▸ **Exercise**: Copy each entry below exactly. No images.

=== Section Start ===

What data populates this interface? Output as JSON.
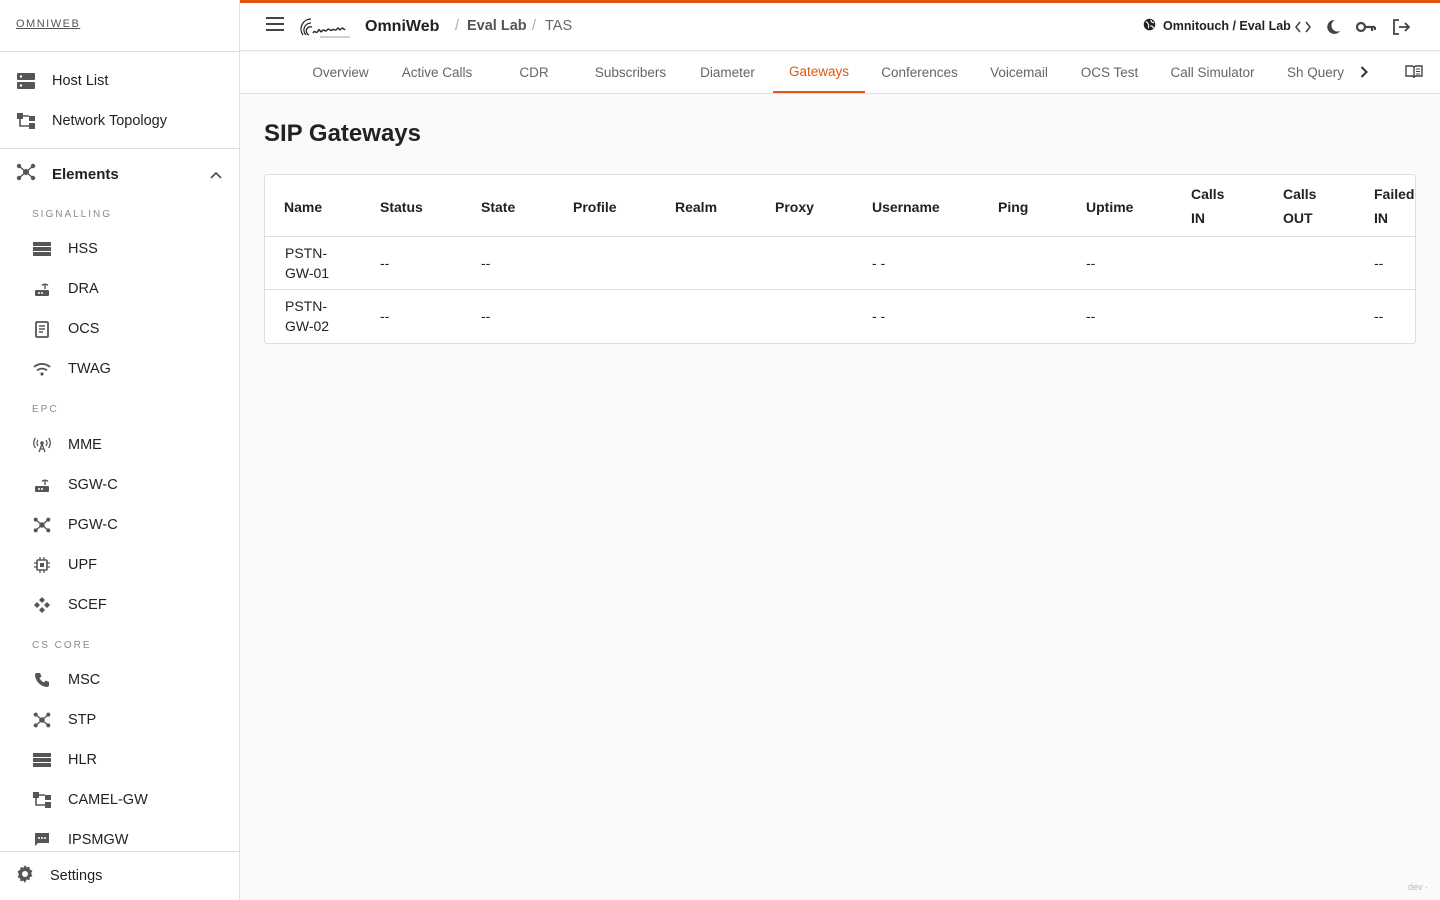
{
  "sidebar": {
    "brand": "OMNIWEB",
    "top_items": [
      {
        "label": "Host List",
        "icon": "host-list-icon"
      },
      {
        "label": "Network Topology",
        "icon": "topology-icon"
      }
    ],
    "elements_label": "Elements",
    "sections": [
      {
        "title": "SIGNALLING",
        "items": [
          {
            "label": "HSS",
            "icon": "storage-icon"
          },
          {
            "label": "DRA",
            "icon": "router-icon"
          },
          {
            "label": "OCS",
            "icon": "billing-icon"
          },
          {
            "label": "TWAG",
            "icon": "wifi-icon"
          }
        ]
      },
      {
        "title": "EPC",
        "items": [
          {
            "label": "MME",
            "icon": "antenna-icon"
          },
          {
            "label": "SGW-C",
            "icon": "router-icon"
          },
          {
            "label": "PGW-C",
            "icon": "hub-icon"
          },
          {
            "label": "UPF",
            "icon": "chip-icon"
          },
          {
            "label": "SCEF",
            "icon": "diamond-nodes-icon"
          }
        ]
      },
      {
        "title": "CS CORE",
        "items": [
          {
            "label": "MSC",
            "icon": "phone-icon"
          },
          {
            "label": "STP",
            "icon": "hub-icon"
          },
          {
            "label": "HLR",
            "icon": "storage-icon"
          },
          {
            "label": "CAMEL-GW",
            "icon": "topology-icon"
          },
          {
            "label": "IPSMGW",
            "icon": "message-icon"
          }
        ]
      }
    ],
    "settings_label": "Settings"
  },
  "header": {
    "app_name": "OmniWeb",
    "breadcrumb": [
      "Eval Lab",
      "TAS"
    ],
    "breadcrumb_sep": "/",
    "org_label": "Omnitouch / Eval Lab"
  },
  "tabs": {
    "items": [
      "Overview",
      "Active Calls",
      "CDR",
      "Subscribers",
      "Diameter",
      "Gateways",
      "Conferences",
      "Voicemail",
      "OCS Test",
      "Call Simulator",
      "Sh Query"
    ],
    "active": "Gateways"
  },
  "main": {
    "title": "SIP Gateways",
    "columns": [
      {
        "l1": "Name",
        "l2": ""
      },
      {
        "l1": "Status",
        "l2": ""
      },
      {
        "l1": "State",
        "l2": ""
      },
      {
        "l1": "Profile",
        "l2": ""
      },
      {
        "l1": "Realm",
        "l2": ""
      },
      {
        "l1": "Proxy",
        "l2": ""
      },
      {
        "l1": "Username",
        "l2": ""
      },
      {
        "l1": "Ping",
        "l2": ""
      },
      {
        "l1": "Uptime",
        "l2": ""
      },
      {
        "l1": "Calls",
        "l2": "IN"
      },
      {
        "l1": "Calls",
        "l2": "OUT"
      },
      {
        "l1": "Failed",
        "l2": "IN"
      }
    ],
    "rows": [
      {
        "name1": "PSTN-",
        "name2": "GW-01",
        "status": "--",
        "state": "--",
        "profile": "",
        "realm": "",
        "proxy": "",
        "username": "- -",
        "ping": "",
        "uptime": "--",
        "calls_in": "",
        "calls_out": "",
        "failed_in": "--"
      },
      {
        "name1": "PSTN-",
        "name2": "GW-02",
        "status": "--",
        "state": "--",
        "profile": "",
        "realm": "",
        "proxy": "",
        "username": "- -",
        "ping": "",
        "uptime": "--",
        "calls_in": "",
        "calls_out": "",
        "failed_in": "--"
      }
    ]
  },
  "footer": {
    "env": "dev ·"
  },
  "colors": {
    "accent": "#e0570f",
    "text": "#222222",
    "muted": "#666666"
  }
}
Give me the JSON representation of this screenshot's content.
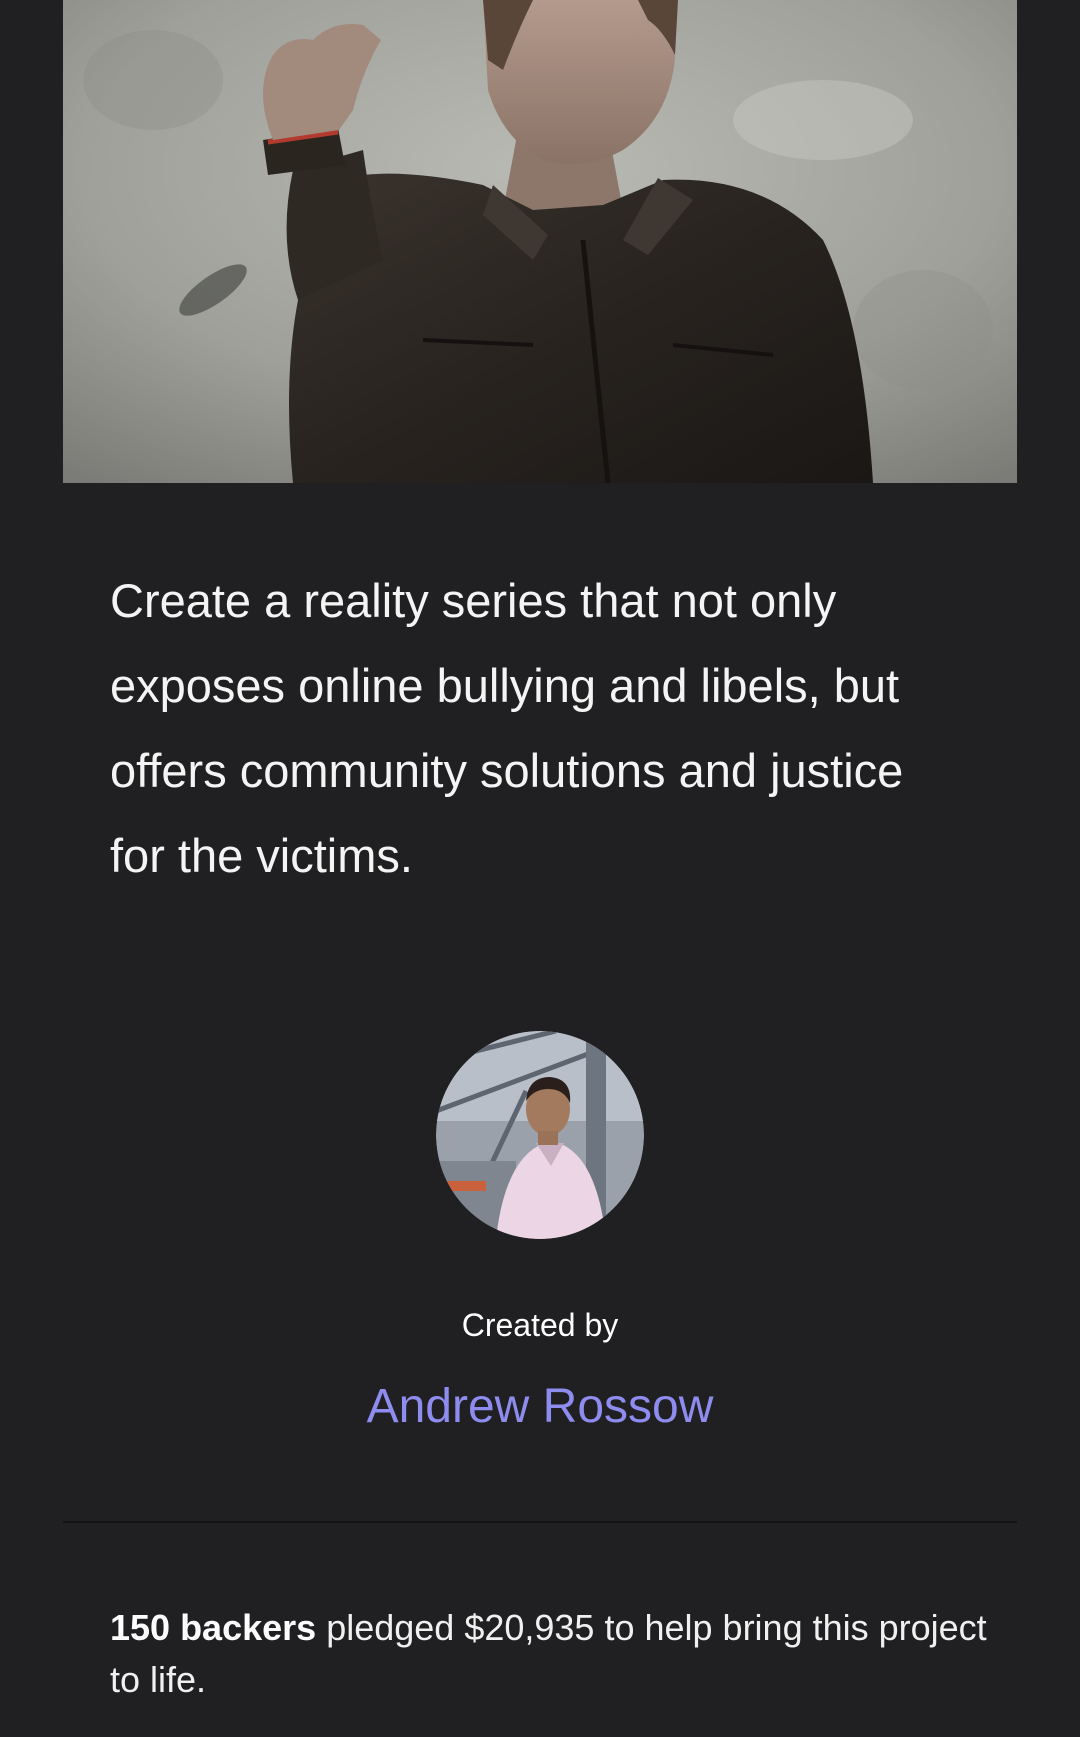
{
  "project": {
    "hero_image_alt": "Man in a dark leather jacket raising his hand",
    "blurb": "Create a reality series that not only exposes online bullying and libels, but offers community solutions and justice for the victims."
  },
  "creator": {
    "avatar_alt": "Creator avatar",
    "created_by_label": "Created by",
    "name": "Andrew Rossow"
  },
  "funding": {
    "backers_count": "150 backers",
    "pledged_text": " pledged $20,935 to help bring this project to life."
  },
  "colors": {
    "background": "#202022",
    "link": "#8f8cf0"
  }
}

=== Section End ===

▸ **Answer area**:
What data populates this interface? Output as JSON.
{
  "sidebar": {
    "brand": "OMNIWEB",
    "top_items": [
      {
        "label": "Host List",
        "icon": "host-list-icon"
      },
      {
        "label": "Network Topology",
        "icon": "topology-icon"
      }
    ],
    "elements_label": "Elements",
    "sections": [
      {
        "title": "SIGNALLING",
        "items": [
          {
            "label": "HSS",
            "icon": "storage-icon"
          },
          {
            "label": "DRA",
            "icon": "router-icon"
          },
          {
            "label": "OCS",
            "icon": "billing-icon"
          },
          {
            "label": "TWAG",
            "icon": "wifi-icon"
          }
        ]
      },
      {
        "title": "EPC",
        "items": [
          {
            "label": "MME",
            "icon": "antenna-icon"
          },
          {
            "label": "SGW-C",
            "icon": "router-icon"
          },
          {
            "label": "PGW-C",
            "icon": "hub-icon"
          },
          {
            "label": "UPF",
            "icon": "chip-icon"
          },
          {
            "label": "SCEF",
            "icon": "diamond-nodes-icon"
          }
        ]
      },
      {
        "title": "CS CORE",
        "items": [
          {
            "label": "MSC",
            "icon": "phone-icon"
          },
          {
            "label": "STP",
            "icon": "hub-icon"
          },
          {
            "label": "HLR",
            "icon": "storage-icon"
          },
          {
            "label": "CAMEL-GW",
            "icon": "topology-icon"
          },
          {
            "label": "IPSMGW",
            "icon": "message-icon"
          }
        ]
      }
    ],
    "settings_label": "Settings"
  },
  "header": {
    "app_name": "OmniWeb",
    "breadcrumb": [
      "Eval Lab",
      "TAS"
    ],
    "breadcrumb_sep": "/",
    "org_label": "Omnitouch / Eval Lab"
  },
  "tabs": {
    "items": [
      "Overview",
      "Active Calls",
      "CDR",
      "Subscribers",
      "Diameter",
      "Gateways",
      "Conferences",
      "Voicemail",
      "OCS Test",
      "Call Simulator",
      "Sh Query"
    ],
    "active": "Gateways"
  },
  "main": {
    "title": "SIP Gateways",
    "columns": [
      {
        "l1": "Name",
        "l2": ""
      },
      {
        "l1": "Status",
        "l2": ""
      },
      {
        "l1": "State",
        "l2": ""
      },
      {
        "l1": "Profile",
        "l2": ""
      },
      {
        "l1": "Realm",
        "l2": ""
      },
      {
        "l1": "Proxy",
        "l2": ""
      },
      {
        "l1": "Username",
        "l2": ""
      },
      {
        "l1": "Ping",
        "l2": ""
      },
      {
        "l1": "Uptime",
        "l2": ""
      },
      {
        "l1": "Calls",
        "l2": "IN"
      },
      {
        "l1": "Calls",
        "l2": "OUT"
      },
      {
        "l1": "Failed",
        "l2": "IN"
      }
    ],
    "rows": [
      {
        "name1": "PSTN-",
        "name2": "GW-01",
        "status": "--",
        "state": "--",
        "profile": "",
        "realm": "",
        "proxy": "",
        "username": "- -",
        "ping": "",
        "uptime": "--",
        "calls_in": "",
        "calls_out": "",
        "failed_in": "--"
      },
      {
        "name1": "PSTN-",
        "name2": "GW-02",
        "status": "--",
        "state": "--",
        "profile": "",
        "realm": "",
        "proxy": "",
        "username": "- -",
        "ping": "",
        "uptime": "--",
        "calls_in": "",
        "calls_out": "",
        "failed_in": "--"
      }
    ]
  },
  "footer": {
    "env": "dev ·"
  },
  "colors": {
    "accent": "#e0570f",
    "text": "#222222",
    "muted": "#666666"
  }
}
Give me the JSON representation of this screenshot's content.
{
  "project": {
    "hero_image_alt": "Man in a dark leather jacket raising his hand",
    "blurb": "Create a reality series that not only exposes online bullying and libels, but offers community solutions and justice for the victims."
  },
  "creator": {
    "avatar_alt": "Creator avatar",
    "created_by_label": "Created by",
    "name": "Andrew Rossow"
  },
  "funding": {
    "backers_count": "150 backers",
    "pledged_text": " pledged $20,935 to help bring this project to life."
  },
  "colors": {
    "background": "#202022",
    "link": "#8f8cf0"
  }
}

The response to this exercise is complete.